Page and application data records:
○ ○ ○ ○ ○ ○ ○

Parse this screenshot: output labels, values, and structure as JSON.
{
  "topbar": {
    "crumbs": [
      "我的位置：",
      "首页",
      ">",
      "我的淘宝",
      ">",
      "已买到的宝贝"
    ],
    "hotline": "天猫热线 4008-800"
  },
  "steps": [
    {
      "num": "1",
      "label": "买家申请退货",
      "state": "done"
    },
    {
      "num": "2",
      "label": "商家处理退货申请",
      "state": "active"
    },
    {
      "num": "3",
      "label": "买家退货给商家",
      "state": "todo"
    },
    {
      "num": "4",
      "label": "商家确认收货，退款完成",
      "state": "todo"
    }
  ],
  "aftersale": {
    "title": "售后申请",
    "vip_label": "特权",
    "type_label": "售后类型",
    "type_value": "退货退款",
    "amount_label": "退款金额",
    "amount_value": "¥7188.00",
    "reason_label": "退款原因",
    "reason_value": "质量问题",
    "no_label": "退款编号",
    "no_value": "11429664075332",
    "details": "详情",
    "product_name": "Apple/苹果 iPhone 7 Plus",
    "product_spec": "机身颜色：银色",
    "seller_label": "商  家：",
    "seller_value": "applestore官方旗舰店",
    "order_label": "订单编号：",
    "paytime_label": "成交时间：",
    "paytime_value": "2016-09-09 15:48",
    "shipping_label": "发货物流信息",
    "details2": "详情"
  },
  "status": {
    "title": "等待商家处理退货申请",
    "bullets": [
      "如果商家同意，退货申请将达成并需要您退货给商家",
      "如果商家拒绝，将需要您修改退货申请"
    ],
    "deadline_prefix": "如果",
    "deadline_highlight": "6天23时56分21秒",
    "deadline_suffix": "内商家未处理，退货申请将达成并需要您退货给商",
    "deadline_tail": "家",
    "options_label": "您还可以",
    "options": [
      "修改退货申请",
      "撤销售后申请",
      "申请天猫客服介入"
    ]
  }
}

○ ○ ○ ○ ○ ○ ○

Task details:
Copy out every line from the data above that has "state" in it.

Result of this task:
      "state": "done"
      "state": "active"
      "state": "todo"
      "state": "todo"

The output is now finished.